### Work instruction
Where does the word "values" occur in the data below? Copy each line that holds it.

(App and web page records)

╔══

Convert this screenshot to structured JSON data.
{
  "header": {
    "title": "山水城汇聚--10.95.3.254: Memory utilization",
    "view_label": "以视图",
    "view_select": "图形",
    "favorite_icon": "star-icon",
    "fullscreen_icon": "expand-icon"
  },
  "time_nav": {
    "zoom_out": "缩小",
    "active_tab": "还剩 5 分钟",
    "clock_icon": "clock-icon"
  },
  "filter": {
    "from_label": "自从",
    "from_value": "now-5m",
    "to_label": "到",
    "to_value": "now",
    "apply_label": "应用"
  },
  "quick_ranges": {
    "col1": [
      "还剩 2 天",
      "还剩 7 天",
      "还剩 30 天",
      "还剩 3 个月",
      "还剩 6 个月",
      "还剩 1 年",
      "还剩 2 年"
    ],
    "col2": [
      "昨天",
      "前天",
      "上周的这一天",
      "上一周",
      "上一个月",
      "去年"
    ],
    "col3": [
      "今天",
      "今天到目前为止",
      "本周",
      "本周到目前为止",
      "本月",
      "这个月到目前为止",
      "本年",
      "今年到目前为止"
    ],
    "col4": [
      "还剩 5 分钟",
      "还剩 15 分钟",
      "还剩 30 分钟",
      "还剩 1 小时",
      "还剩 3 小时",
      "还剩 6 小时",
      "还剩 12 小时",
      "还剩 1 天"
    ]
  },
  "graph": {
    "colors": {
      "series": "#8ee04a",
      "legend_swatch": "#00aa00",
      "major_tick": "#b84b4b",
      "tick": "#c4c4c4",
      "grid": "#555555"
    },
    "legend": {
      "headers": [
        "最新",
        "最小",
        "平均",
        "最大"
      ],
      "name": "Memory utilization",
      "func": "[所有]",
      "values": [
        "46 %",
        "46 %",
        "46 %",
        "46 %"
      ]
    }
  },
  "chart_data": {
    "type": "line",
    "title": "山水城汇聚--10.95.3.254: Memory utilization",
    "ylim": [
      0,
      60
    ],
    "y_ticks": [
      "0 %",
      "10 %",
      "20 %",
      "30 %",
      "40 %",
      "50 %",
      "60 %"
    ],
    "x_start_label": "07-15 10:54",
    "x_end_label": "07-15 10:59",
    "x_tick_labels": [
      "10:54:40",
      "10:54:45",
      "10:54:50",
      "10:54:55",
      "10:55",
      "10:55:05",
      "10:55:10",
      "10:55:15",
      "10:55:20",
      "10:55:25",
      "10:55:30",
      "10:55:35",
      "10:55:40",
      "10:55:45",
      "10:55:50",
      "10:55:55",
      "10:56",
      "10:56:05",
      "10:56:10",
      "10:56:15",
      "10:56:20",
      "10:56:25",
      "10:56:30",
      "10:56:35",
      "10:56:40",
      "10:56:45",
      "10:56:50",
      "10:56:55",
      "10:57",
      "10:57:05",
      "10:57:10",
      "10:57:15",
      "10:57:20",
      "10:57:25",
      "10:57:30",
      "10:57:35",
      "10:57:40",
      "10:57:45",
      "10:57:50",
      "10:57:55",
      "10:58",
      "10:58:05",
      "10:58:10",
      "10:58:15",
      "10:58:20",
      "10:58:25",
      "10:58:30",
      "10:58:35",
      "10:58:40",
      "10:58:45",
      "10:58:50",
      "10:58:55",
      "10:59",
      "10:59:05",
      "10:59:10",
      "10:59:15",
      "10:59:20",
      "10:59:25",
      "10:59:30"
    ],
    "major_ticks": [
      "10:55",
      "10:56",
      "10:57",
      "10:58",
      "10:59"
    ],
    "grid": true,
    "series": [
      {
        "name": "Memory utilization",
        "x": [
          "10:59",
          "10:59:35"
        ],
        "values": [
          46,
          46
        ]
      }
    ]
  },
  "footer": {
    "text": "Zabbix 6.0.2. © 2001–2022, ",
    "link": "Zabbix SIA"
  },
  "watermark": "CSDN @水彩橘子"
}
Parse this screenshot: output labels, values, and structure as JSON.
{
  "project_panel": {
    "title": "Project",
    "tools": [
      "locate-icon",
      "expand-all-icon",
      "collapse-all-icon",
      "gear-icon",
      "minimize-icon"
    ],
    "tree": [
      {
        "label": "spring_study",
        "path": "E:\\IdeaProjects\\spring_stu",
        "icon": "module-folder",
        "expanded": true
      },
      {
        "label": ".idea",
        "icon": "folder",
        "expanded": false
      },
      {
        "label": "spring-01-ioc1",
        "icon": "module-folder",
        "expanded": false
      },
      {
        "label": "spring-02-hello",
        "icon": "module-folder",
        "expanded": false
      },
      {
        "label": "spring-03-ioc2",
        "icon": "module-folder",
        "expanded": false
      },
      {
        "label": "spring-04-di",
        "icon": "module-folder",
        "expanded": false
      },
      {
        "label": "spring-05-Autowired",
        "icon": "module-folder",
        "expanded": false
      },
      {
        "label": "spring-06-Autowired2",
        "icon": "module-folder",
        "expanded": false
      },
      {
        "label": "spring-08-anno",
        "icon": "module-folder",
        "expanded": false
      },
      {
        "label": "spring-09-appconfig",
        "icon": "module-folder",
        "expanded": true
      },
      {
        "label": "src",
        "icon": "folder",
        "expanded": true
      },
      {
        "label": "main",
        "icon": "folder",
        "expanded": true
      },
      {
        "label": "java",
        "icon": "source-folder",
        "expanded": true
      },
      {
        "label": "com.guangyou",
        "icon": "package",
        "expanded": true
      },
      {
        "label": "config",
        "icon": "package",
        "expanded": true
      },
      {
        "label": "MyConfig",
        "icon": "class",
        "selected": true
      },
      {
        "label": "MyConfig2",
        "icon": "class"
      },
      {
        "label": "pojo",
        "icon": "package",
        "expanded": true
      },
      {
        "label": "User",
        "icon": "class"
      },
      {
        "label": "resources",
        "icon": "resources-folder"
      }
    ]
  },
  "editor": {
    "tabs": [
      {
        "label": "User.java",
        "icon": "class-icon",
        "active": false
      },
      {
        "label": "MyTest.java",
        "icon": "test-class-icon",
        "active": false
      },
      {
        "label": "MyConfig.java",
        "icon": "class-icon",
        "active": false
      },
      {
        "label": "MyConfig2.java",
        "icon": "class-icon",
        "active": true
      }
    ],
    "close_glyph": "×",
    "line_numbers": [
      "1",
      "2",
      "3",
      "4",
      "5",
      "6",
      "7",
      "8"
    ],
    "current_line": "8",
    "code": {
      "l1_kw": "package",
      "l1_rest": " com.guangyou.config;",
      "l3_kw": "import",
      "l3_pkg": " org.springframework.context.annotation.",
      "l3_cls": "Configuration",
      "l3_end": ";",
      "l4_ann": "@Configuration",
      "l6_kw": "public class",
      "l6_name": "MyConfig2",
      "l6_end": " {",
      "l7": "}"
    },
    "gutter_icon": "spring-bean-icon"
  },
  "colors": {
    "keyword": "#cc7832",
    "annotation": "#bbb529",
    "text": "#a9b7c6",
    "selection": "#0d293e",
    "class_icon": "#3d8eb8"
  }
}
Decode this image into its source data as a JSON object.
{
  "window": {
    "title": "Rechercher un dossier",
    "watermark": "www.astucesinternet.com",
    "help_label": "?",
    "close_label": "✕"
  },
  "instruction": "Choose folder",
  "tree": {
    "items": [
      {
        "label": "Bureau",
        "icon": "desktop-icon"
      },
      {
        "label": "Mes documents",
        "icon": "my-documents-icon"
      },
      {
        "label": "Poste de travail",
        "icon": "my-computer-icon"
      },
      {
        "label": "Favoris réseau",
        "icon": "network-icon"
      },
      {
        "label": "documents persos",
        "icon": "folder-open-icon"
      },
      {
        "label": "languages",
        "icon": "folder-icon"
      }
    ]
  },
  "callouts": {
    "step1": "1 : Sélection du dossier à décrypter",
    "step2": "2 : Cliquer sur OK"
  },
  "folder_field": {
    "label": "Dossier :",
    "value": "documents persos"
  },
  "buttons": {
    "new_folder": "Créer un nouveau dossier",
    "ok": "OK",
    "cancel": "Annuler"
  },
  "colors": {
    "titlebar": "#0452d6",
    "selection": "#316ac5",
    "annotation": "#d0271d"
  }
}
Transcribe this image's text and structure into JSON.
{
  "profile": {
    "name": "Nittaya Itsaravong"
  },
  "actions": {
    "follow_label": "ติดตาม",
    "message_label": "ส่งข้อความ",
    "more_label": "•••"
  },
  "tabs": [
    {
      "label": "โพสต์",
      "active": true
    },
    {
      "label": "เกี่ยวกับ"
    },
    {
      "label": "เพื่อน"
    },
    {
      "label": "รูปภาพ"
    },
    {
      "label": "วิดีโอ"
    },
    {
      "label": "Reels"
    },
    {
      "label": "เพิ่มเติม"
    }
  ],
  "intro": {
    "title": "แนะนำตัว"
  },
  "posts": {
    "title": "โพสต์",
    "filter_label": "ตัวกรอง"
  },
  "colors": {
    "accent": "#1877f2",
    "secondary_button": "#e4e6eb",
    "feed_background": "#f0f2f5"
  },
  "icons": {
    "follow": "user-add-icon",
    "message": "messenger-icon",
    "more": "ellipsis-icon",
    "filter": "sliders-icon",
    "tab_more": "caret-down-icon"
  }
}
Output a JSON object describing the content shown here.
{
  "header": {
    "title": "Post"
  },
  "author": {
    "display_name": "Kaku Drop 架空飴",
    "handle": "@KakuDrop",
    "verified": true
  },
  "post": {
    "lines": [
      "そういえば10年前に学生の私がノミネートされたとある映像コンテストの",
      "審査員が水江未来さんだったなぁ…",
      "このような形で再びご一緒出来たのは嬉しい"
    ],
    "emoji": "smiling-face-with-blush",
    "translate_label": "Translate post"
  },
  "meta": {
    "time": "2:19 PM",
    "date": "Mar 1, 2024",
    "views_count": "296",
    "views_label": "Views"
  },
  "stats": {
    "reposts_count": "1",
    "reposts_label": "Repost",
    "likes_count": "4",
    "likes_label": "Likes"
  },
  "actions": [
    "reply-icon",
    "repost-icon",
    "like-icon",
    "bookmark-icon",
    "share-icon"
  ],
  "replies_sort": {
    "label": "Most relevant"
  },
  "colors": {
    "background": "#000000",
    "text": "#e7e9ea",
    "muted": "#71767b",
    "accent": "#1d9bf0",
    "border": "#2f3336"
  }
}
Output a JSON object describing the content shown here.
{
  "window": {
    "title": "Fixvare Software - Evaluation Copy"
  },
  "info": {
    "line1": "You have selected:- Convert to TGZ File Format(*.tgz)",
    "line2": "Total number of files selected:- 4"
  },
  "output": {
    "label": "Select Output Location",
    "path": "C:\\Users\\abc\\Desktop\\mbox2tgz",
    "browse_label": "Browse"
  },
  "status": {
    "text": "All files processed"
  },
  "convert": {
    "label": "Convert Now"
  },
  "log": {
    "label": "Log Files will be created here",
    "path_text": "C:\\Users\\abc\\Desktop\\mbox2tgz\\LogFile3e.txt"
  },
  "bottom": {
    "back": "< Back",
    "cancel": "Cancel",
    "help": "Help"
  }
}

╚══

### Written solution
      "values": [
        "values": [
Parse this screenshot: output labels, values, and structure as JSON.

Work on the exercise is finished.